**Exercise details**
Copy out, from the entries below, each line holding the string "cases".

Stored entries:
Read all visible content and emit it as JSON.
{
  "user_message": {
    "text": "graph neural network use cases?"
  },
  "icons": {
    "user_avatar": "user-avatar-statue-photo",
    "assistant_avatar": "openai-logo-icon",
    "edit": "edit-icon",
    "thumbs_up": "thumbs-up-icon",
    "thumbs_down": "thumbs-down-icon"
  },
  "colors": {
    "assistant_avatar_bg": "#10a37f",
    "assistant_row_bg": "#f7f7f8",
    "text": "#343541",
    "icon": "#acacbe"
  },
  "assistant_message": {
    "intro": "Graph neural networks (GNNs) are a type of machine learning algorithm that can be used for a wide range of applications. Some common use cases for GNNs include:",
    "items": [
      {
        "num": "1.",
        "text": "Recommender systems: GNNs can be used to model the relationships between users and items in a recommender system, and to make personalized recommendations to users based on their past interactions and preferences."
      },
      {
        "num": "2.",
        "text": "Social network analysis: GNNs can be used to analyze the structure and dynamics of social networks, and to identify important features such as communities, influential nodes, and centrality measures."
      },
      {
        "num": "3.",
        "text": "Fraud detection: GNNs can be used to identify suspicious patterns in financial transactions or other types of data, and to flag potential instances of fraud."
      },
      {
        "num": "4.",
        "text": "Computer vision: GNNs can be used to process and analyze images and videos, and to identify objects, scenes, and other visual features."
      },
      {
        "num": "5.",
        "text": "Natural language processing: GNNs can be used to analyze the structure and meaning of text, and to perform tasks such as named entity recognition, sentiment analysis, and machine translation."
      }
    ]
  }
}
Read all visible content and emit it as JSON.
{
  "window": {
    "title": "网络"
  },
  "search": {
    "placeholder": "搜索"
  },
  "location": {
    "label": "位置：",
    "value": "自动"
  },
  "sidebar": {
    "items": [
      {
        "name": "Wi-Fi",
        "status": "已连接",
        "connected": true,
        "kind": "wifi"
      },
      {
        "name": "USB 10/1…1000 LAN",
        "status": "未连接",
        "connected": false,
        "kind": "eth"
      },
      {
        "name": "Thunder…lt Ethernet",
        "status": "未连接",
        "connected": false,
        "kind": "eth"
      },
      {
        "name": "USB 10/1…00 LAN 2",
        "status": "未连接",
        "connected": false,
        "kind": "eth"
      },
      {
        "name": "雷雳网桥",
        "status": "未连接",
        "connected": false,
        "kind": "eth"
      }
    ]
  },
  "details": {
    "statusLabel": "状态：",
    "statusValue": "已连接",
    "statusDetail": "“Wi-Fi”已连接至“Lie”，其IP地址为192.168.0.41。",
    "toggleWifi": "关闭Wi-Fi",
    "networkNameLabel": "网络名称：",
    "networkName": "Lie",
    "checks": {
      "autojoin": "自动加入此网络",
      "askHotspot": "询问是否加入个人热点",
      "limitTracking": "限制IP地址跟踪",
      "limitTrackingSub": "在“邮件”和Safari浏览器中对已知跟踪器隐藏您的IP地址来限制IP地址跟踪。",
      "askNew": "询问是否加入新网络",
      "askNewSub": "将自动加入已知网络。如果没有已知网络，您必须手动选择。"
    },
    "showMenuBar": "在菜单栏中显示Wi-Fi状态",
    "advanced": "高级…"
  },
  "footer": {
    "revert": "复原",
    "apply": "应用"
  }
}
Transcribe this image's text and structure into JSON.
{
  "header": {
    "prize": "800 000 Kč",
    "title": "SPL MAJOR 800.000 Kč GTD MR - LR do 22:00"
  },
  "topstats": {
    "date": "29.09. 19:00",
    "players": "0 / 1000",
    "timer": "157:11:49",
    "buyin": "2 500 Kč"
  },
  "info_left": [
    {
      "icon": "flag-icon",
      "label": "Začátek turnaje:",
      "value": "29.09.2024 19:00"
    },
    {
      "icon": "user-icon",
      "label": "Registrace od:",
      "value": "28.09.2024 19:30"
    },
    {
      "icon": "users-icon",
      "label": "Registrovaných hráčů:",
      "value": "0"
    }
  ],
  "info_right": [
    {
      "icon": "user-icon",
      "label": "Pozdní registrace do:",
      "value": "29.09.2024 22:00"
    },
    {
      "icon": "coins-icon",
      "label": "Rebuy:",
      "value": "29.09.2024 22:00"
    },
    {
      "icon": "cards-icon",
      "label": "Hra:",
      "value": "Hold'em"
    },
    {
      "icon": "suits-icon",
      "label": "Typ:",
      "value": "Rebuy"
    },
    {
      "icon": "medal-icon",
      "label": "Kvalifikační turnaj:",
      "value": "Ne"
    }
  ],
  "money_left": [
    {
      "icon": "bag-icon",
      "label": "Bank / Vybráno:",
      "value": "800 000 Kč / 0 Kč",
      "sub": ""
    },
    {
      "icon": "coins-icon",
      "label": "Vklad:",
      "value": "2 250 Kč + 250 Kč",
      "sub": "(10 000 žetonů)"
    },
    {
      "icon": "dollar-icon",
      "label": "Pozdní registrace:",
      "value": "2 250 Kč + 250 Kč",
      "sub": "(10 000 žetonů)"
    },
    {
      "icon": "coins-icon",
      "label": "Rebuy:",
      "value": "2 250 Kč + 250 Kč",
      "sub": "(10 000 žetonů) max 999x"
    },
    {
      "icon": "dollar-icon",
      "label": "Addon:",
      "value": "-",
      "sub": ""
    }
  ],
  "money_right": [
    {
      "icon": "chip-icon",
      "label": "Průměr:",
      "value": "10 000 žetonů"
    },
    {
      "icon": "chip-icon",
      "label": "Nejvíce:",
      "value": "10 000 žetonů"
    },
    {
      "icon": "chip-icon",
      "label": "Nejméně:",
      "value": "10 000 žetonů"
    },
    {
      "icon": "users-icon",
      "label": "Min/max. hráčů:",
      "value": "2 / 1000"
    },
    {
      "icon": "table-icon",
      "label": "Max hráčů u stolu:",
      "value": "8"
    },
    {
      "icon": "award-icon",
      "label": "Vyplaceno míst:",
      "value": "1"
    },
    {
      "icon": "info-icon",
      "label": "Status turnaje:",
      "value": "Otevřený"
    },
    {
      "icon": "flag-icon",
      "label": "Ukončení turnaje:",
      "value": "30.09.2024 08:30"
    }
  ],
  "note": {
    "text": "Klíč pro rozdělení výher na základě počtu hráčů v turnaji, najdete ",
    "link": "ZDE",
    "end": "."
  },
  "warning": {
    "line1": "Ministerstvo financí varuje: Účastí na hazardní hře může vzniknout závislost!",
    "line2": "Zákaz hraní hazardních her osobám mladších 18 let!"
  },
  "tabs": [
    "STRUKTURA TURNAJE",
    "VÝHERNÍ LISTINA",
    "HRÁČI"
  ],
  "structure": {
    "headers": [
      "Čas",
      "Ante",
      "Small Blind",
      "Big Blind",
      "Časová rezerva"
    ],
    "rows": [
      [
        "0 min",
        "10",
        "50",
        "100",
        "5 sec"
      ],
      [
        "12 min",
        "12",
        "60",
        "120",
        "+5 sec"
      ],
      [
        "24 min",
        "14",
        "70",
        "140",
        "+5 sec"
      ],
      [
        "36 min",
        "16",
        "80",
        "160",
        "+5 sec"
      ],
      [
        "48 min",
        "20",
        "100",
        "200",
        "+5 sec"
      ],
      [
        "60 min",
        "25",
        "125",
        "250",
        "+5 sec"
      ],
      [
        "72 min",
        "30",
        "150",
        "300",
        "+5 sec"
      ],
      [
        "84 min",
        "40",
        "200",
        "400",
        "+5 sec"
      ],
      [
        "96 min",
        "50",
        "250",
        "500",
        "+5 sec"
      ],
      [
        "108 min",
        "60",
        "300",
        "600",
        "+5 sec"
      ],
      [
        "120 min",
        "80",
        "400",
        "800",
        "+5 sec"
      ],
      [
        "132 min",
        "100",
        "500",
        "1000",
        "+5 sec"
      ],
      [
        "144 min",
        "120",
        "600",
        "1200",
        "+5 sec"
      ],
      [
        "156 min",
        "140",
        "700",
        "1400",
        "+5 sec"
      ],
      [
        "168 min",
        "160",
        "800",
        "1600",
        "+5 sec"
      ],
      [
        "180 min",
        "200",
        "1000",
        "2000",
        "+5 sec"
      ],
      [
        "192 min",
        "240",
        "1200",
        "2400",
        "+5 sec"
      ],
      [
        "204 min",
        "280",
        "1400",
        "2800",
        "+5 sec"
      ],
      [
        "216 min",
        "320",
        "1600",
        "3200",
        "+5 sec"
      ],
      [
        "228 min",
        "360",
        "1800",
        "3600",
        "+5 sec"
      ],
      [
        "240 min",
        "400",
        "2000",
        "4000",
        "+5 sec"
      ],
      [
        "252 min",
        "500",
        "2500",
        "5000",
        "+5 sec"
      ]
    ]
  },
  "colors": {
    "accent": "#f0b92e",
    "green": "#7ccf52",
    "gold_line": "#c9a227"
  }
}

**Result of the exercise**
    "text": "graph neural network use cases?"
    "intro": "Graph neural networks (GNNs) are a type of machine learning algorithm that can be used for a wide range of applications. Some common use cases for GNNs include:",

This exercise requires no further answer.